coreos:
  etcd2:
    # generate a new token for each unique cluster from https://discovery.etcd.io/new?size=3
    # specify the initial size of your cluster with ?size=X
    discovery: https://discovery.etcd.io/4e70847e1c43b9c10ac52bdf27a4698b
    advertise-client-urls: http://<your-coreos-vm-ip-address>:2379,http://<your-coreos-vm-ip-address>:4001
    initial-advertise-peer-urls: http://<your-coreos-vm-ip-address>:2380
    # listen on both the official ports and the legacy ports
    # legacy ports can be omitted if your application doesn't depend on them
    listen-client-urls: http://0.0.0.0:2379,http://0.0.0.0:4001
    listen-peer-urls: http://<your-coreos-vm-ip-address>:2380
  units:
    - name: etcd2.service
      command: start

    - name: fleet.service
      command: start


users:
  - name: wenfeng
    passwd: $1$QJq0Z7rL$GjaetUaSVEU0hM5N3VKpn.
    groups:
      - sudo
      - docker
3. Check cluster status

Once you have updated the user_data file of each CoreOS VM, reboot them at the same time and you will get a cluster automatically.

If everything goes well, ssh to a host and run

    systemctl status etcd2

You should see some thing like: etcd2 status

Run

    fleetctl list-machines

You should see come thing like: cluster machine status

Now every goes perfectly, deploy your services and enjoy CoreOS cluster!

Trouble shooting

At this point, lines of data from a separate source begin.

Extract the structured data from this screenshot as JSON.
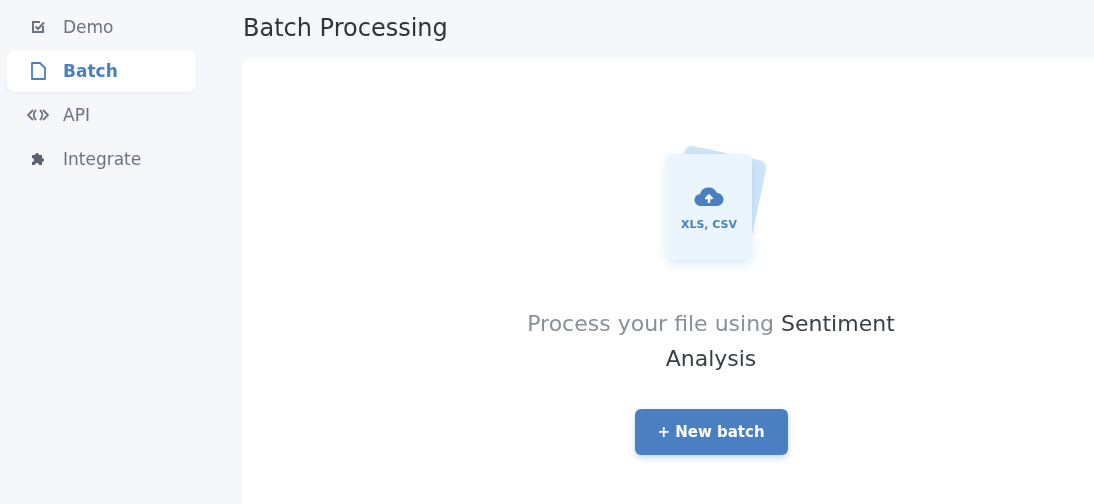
{
  "sidebar": {
    "items": [
      {
        "label": "Demo",
        "selected": false
      },
      {
        "label": "Batch",
        "selected": true
      },
      {
        "label": "API",
        "selected": false
      },
      {
        "label": "Integrate",
        "selected": false
      }
    ]
  },
  "page": {
    "title": "Batch Processing"
  },
  "upload": {
    "formats": "XLS, CSV",
    "message": "Process your file using",
    "message_emphasis": "Sentiment Analysis",
    "button": "+ New batch"
  }
}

  1. You can use journalctl -f -t etcd2 to see logs of etcd2 if any error occurs.
  2. All CoreOS VMs in the cluster share the same discovery key, and you should generate a new one every time you setup a new cluster
  3. Try sudo rm -rf /run/systemd/system/etcd2.service.d/ and sudo rm -rf /var/lib/etcd2, regenerate discovery key and reboot the VM if needed.
  4. Your CoreOS VMs should be able to connect the Internet.